The lesson to be learned is that if you currently hold or plan to seek a security clearance, any drug use which is illegal under federal law can detrimentally affect your eligibility to hold a security clearance.
Greg Rinckey is the Managing Partner of Tully Rinckey PLLC, one of the largest federal sector employment law firms in the country. Greg is a recognized leader in the military and federal employment law sectors. Tully Rinckey has over 20 attorneys dedicated to federal employment, military law and security clearance work including a former Department of Defense Office of Hearings & Appeals (DOHA) judge.

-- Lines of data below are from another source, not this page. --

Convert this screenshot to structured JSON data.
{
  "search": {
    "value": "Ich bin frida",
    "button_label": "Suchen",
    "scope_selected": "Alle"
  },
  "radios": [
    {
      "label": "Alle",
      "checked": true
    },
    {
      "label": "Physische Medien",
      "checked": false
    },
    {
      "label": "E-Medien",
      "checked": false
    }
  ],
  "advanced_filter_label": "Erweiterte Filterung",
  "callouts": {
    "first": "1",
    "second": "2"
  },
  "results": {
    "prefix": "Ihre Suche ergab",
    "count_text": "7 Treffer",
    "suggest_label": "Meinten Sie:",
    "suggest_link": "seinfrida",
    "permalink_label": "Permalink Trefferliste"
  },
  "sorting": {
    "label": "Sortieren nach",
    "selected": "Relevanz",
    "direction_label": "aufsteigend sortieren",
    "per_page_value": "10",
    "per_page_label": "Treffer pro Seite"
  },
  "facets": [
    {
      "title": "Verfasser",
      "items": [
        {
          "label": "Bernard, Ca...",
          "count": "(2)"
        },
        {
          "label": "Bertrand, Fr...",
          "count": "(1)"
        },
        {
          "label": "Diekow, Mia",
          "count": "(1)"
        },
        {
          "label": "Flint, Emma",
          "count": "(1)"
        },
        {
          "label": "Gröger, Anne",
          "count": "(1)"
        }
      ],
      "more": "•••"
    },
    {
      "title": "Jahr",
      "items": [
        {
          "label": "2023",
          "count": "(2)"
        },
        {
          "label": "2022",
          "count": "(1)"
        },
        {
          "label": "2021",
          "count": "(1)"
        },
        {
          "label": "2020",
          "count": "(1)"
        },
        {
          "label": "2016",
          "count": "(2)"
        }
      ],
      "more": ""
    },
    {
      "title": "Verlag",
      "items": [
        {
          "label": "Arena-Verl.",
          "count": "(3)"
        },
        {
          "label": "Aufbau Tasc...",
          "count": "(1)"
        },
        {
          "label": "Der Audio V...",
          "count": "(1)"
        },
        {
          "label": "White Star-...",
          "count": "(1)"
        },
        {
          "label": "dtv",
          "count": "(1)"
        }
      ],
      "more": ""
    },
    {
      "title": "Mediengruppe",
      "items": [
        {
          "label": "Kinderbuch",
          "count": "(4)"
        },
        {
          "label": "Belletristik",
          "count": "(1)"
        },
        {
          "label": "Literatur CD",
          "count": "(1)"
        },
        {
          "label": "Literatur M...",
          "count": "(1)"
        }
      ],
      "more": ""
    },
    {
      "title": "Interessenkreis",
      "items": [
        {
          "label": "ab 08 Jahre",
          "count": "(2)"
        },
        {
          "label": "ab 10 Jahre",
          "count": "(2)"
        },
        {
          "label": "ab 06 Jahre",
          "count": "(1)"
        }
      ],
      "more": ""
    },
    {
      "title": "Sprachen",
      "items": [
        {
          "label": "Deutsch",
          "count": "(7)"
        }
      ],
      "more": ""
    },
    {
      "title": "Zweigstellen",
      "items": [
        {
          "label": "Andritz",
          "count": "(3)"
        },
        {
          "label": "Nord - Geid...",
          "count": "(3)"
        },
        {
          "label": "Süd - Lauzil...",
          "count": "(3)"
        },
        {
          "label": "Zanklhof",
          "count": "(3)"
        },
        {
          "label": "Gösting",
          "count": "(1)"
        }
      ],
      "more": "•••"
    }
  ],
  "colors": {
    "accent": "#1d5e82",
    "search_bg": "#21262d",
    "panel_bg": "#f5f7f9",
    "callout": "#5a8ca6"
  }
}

Follow Tully Rinckey on Twitter @FedLawSource.This entry was posted on Thursday, July 25, 2013 6:04 am
8 thoughts on “New State Marijuana Laws and Your Security Clearance”

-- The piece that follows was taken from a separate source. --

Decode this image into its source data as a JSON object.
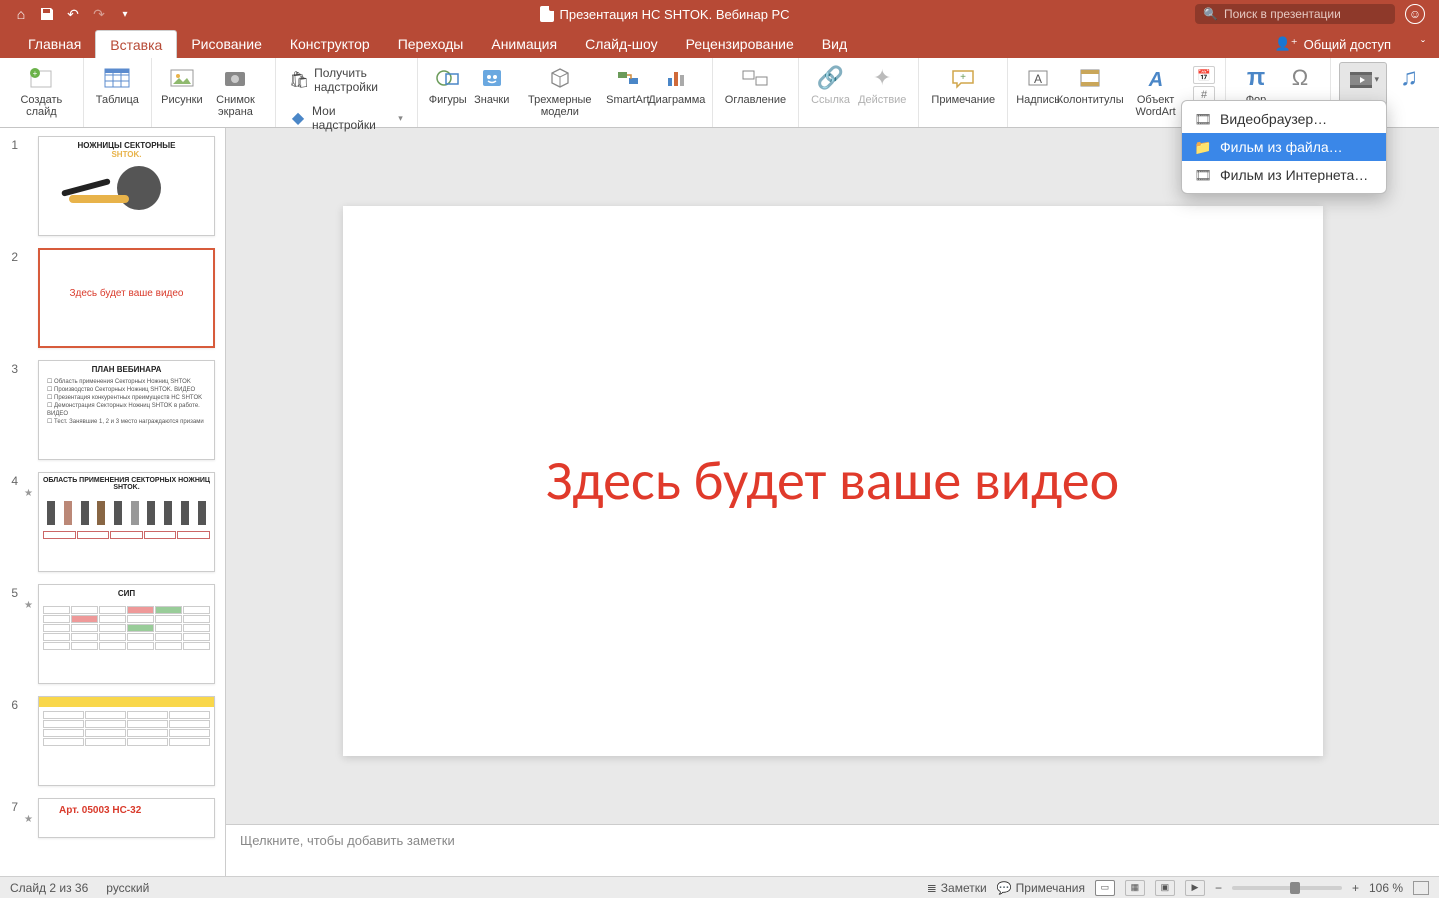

Did the National Organization Reforming Marijuana Laws (NORML) supporters seize control of Washington and Colorado law makers? Fed policy will soberly keep NORML supporters mistrusted for cleared Fed work. Keep up your good work.
The feds are missing out on a large talent pool. The public has spoken, let people smoke dope. Reform your criminal justice system and get with the times!

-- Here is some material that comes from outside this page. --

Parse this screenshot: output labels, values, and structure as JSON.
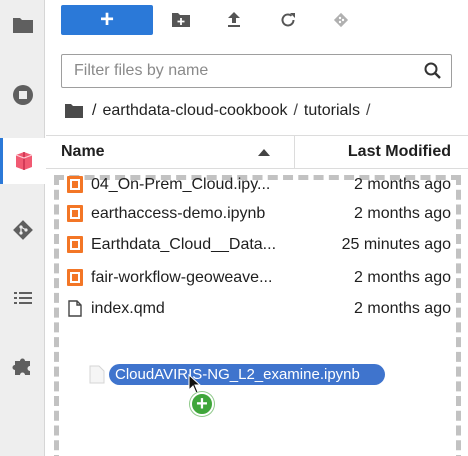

Amen! Speaking as a current clearance holder and resident of Washington State, I voted Yes on this measure and was pleased to see it enacted by the citizens of my great state. As long as it’s regulated like alcohol, the feds should follow suit and decriminalize marijuana. Not only are they missing out on a big pool of talent as you state, but the potential savings at DEA and the Bureau of Prisons would be quite welcome I’m sure. As a clearance holder I wouldn’t use marijuana on any kind of regular basis, but once or twice a year while I’m on vacation might be nice if it was federally decriminalized.
What do you think about the spouses of security clearance holders opening marijuana businesses in Washington and Colorado? If the security clearance holder is not involved and is perhaps even unaware of the actions of their spouse?
Sorry for the delayed response. Since this specific circumstance has never been previously addressed or adjudicated by any agencies, this response is purely my opinion based on trends I’ve seen in security clearance adjudications.
It is still against federal law to sell marijuana. Agencies follow federal law when making determinations about criminal conduct. Therefore, if you are a security clearance holder and have a spouse who sells marijuana, the agency may view you as someone who has close contact with a person involved in criminal conduct. As such, there is a strong likelihood that your contact with your spouse will result in you being denied for a continued security clearance.
Even if you claim that you were unaware of your spouse’s business, there is no guarantee that the agency will believe you. More than likely, the agency will err on the side of caution, presume that you were aware of the conduct (unless your truthfulness is shown in a polygraph examination), and deny you a security clearance. This response is not intended as legal advice.
Question: If marijuana were removed from the list of Controlled Substances, would DOE still be able (constitutionally) to disallow those holding a security clearance from any use in their personal time?
John, sorry for the delayed response. The Controlled Substance Act classifies licit and illicit drugs. Therefore, if marijuana is either reclassified or removed from the CSA, it will presumptively no longer be classified as an illegal drug. With respect to granting security clearances, the agencies will follow federal law. If federal law changes and makes marijuana use legal, then presumptively, an agency cannot deny an applicant a security clearance on the basis of marijuana use. This response is not intended as legal advice.